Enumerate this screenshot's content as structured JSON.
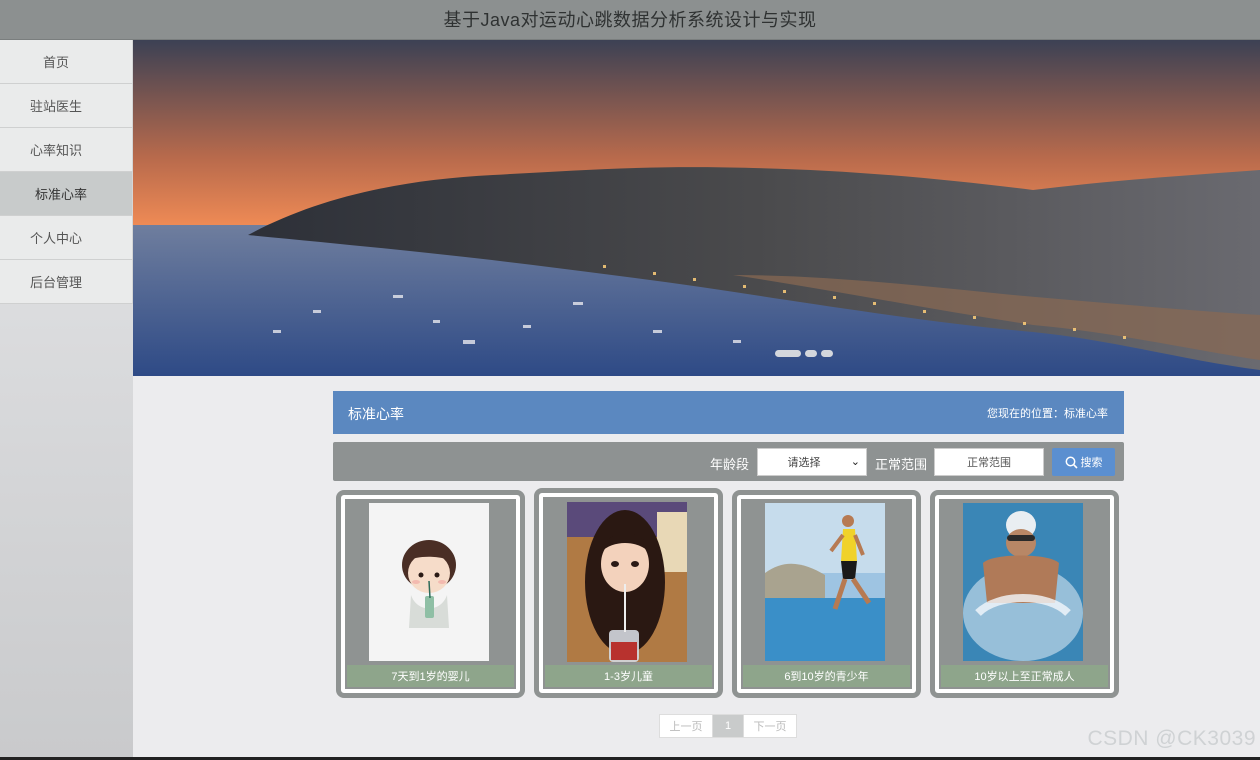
{
  "site": {
    "title": "基于Java对运动心跳数据分析系统设计与实现"
  },
  "sidebar": {
    "items": [
      {
        "label": "首页"
      },
      {
        "label": "驻站医生"
      },
      {
        "label": "心率知识"
      },
      {
        "label": "标准心率",
        "active": true
      },
      {
        "label": "个人中心"
      },
      {
        "label": "后台管理"
      }
    ]
  },
  "banner": {
    "slides": 3,
    "active_slide": 1
  },
  "breadcrumb": {
    "title": "标准心率",
    "location_prefix": "您现在的位置：",
    "location": "标准心率"
  },
  "search": {
    "age_label": "年龄段",
    "age_selected": "请选择",
    "range_label": "正常范围",
    "range_placeholder": "正常范围",
    "button_label": "搜索"
  },
  "cards": [
    {
      "caption": "7天到1岁的婴儿"
    },
    {
      "caption": "1-3岁儿童"
    },
    {
      "caption": "6到10岁的青少年"
    },
    {
      "caption": "10岁以上至正常成人"
    }
  ],
  "pagination": {
    "prev": "上一页",
    "current": "1",
    "next": "下一页"
  },
  "watermark": "CSDN @CK3039",
  "colors": {
    "header": "#8c9090",
    "accent_blue": "#5b88c0",
    "caption_green": "#8ea58b",
    "card_border": "#8f9392"
  }
}
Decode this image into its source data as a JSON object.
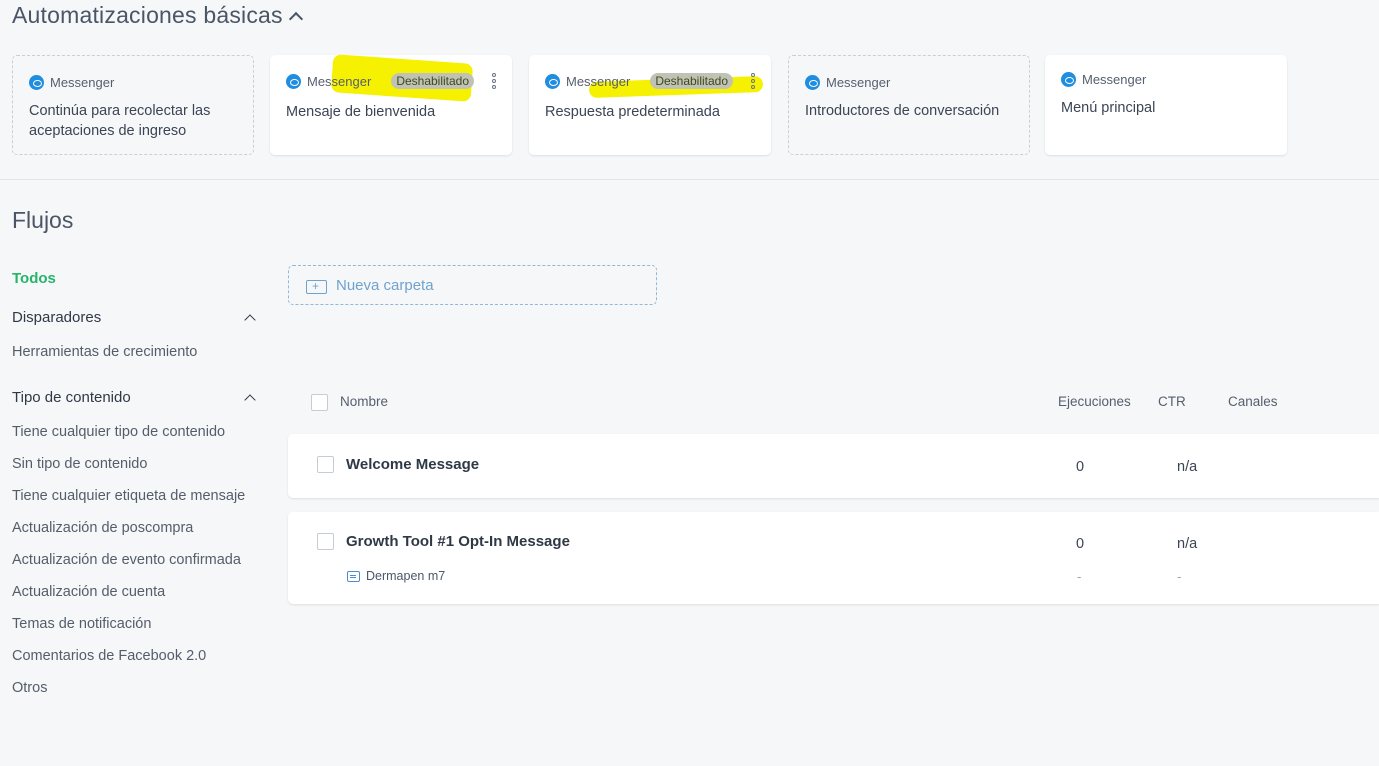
{
  "header": {
    "title": "Automatizaciones básicas"
  },
  "cards": [
    {
      "channel": "Messenger",
      "title": "Continúa para recolectar las aceptaciones de ingreso",
      "badge": ""
    },
    {
      "channel": "Messenger",
      "title": "Mensaje de bienvenida",
      "badge": "Deshabilitado"
    },
    {
      "channel": "Messenger",
      "title": "Respuesta predeterminada",
      "badge": "Deshabilitado"
    },
    {
      "channel": "Messenger",
      "title": "Introductores de conversación",
      "badge": ""
    },
    {
      "channel": "Messenger",
      "title": "Menú principal",
      "badge": ""
    }
  ],
  "flows": {
    "title": "Flujos",
    "new_folder": "Nueva carpeta"
  },
  "sidebar": {
    "todos": "Todos",
    "triggers": {
      "title": "Disparadores",
      "items": [
        "Herramientas de crecimiento"
      ]
    },
    "content_type": {
      "title": "Tipo de contenido",
      "items": [
        "Tiene cualquier tipo de contenido",
        "Sin tipo de contenido",
        "Tiene cualquier etiqueta de mensaje",
        "Actualización de poscompra",
        "Actualización de evento confirmada",
        "Actualización de cuenta",
        "Temas de notificación",
        "Comentarios de Facebook 2.0",
        "Otros"
      ]
    }
  },
  "table": {
    "columns": {
      "name": "Nombre",
      "runs": "Ejecuciones",
      "ctr": "CTR",
      "channels": "Canales"
    },
    "rows": [
      {
        "name": "Welcome Message",
        "runs": "0",
        "ctr": "n/a",
        "channel_icon": "messenger-icon"
      },
      {
        "name": "Growth Tool #1 Opt-In Message",
        "runs": "0",
        "ctr": "n/a",
        "channel_icon": "messenger-icon",
        "tag": "Dermapen m7",
        "sub_runs": "-",
        "sub_ctr": "-"
      }
    ]
  },
  "colors": {
    "accent_green": "#27b46a",
    "messenger_blue": "#1f8de0",
    "highlight": "#f6f100"
  }
}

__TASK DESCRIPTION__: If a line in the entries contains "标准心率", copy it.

__SOLUTION TO THIS PROBLEM__:
        "label": "标准心率",
    "title": "标准心率",
    "location": "标准心率"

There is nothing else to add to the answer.